# [WORK REQUEST]
Among the entries below, how many lines have the word "question"? Answer only with the number.

# [EXTRACTED MATERIAL]
•••

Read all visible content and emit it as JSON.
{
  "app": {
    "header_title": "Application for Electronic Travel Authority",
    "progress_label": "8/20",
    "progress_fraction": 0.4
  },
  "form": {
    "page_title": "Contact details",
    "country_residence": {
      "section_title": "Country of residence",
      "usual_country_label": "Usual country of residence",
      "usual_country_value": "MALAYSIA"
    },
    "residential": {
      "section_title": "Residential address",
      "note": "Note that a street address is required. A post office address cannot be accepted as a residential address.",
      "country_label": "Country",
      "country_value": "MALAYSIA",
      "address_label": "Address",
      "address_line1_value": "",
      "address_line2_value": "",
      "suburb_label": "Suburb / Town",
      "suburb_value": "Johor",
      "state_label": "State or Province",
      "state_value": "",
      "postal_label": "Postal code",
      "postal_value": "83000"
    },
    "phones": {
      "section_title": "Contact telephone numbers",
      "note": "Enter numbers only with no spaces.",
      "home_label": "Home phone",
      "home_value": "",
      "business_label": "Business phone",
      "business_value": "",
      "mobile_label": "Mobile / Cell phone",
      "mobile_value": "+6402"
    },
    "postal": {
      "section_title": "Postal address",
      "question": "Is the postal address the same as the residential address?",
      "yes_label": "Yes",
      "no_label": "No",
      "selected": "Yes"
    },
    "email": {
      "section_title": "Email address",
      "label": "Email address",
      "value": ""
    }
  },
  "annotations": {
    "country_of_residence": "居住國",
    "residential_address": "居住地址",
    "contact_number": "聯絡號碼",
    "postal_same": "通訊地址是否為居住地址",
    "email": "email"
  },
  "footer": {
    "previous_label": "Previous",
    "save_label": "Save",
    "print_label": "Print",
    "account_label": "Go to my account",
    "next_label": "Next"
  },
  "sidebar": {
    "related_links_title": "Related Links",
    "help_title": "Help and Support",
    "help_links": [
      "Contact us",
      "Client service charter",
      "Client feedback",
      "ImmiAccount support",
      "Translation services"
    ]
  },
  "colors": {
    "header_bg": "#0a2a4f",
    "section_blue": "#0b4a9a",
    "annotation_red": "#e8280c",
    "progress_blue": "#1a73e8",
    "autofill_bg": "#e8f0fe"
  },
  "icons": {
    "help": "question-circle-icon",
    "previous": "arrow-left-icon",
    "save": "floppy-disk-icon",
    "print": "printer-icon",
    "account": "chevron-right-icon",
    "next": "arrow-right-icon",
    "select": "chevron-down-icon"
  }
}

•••

# [YOUR RESPONSE]
2